Stanislav L. Karsten, Ph.D., and colleagues have identified a protein, puromycin-sensitive aminopeptidase (PSA), which shows evidence of being involved in the removal of tau from cells. Using genetically modified animal models, in which the expression of tau is increased, they have also found evidence that PSA reduced tau-dependent neurodegeneration. Furthermore, genetic manipulations that prevented the function of PSA led to worsening of neurodegeneration. These effects corresponded to decreases or increases, respectively, of tau levels in the brain.
Dr. Karsten and colleagues plan to continue their studies by examining the functional roles of PSA in mice. Using genetic engineering techniques, they have created mice that express large amounts of PSA. They plan to cross these mice with other genetically altered mice that express aspects of Alzheimer pathology, such as neurofibrillary tangles or amyloid plaques. The researchers will use a variety of techniques to monitor the onset and progression of neurodegeneration in these animal models.

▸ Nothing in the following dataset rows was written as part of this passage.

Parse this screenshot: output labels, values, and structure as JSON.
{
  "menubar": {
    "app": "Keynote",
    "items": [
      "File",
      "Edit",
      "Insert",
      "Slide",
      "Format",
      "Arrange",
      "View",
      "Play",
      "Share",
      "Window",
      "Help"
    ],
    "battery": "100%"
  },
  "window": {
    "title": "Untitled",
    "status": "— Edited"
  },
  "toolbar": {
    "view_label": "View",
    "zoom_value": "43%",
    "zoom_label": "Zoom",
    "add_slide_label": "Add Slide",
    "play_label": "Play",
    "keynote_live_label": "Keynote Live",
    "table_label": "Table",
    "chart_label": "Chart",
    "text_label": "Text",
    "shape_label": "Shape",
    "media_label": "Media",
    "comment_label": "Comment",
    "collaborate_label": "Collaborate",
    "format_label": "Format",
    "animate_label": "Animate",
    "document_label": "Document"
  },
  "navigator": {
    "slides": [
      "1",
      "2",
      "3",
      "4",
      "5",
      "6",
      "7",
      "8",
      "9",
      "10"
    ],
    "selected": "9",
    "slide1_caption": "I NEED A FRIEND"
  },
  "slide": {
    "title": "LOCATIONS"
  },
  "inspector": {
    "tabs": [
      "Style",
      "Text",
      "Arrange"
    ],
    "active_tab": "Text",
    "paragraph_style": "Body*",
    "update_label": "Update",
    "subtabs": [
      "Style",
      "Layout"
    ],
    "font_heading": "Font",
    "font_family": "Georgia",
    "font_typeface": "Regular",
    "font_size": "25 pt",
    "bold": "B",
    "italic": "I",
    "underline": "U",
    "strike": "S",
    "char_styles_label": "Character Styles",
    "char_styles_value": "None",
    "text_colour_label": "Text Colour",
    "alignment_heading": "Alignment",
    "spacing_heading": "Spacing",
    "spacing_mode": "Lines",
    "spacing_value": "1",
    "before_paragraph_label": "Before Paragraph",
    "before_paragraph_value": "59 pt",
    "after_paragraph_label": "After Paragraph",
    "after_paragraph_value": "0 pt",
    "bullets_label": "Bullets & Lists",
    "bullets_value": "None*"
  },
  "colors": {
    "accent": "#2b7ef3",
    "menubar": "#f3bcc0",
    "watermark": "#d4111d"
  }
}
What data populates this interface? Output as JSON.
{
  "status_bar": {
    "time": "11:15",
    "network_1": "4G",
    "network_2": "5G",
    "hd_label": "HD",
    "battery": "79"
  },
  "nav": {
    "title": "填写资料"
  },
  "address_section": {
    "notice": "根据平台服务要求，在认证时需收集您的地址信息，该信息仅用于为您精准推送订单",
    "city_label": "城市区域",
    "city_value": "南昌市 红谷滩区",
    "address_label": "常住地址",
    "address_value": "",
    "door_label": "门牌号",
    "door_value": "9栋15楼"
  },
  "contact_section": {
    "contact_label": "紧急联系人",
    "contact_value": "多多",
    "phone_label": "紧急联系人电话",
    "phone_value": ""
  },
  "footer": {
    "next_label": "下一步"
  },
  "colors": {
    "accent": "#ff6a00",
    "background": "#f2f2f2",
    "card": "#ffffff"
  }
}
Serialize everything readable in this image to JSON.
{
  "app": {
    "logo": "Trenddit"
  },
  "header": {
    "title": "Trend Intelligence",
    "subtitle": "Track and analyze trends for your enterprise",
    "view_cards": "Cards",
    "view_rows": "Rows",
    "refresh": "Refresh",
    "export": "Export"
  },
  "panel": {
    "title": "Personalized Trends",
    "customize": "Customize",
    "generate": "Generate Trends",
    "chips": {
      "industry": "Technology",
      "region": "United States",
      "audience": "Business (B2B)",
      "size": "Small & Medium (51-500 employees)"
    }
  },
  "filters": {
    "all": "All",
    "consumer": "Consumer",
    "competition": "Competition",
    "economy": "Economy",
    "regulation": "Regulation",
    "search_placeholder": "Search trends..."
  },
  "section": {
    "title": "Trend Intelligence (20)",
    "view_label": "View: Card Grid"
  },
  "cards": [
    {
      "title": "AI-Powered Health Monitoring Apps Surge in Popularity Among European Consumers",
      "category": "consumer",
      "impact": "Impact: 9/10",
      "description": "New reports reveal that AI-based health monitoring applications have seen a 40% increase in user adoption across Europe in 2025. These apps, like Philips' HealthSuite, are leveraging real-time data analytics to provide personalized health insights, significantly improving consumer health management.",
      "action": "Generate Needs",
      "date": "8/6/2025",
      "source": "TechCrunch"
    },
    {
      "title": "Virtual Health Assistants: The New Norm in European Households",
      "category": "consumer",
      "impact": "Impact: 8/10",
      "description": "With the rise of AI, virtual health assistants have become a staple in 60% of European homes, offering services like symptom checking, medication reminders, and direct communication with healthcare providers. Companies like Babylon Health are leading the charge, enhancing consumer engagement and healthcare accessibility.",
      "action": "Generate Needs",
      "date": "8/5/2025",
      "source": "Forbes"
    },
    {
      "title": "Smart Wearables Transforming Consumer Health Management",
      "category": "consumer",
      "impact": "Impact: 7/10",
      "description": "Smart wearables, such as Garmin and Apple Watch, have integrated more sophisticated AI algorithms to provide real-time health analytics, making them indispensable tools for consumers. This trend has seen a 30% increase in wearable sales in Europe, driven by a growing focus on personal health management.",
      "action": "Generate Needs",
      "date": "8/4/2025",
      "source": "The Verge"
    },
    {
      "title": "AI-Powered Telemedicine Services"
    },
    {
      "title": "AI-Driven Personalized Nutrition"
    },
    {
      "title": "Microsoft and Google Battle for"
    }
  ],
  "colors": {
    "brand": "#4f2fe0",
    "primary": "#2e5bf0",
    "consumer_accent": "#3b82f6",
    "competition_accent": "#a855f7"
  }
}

These studies may reveal the role of PSA in removing excess or abnormal tau and may demonstrate the potential of increasing PSA as a therapeutic strategy for Alzheimer's disease.